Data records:
------------

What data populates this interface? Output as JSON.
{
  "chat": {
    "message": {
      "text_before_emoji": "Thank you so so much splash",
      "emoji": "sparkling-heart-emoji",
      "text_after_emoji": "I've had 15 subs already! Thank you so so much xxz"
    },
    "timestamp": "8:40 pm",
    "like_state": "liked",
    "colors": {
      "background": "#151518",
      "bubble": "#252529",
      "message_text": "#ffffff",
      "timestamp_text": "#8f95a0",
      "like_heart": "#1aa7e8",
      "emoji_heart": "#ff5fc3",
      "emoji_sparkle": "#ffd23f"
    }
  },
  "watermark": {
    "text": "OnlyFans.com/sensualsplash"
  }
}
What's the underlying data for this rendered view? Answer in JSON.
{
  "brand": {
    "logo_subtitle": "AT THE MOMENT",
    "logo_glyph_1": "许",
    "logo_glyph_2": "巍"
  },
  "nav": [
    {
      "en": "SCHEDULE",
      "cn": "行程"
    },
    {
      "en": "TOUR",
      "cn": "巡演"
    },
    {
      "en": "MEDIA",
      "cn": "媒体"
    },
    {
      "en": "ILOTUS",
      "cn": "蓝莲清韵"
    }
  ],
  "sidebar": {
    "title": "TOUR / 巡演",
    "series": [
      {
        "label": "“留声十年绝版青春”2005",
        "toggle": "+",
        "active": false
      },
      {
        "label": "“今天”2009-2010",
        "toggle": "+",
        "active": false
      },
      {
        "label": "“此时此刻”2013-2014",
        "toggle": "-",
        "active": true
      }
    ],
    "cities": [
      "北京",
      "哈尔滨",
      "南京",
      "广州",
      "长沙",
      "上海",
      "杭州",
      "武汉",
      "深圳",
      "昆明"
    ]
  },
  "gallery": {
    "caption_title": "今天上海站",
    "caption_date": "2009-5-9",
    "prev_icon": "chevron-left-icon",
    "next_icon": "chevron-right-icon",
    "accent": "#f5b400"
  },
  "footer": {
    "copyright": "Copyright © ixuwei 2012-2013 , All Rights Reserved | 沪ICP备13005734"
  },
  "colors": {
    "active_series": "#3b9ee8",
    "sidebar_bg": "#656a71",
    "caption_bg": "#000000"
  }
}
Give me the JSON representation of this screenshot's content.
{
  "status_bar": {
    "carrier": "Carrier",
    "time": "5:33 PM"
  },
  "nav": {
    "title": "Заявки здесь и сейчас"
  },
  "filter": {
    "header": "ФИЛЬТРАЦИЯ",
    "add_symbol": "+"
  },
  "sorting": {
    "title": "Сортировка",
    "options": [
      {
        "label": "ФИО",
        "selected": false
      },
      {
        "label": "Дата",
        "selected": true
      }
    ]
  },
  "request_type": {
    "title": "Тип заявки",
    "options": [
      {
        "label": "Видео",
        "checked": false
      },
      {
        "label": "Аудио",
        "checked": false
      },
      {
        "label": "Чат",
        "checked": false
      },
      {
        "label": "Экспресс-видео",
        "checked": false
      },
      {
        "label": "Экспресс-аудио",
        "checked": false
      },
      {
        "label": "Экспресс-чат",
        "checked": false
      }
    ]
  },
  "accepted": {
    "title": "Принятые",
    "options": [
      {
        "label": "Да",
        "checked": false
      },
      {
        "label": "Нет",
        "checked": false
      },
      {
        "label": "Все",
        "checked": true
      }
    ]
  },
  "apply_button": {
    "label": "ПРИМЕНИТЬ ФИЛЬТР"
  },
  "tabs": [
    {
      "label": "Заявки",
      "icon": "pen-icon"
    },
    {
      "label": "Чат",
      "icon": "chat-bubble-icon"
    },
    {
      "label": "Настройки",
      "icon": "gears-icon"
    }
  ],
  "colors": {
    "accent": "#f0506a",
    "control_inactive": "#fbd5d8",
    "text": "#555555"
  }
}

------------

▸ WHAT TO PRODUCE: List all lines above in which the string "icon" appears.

▸ PROBLEM SOLUTION:
    "prev_icon": "chevron-left-icon",
    "next_icon": "chevron-right-icon",
      "icon": "pen-icon"
      "icon": "chat-bubble-icon"
      "icon": "gears-icon"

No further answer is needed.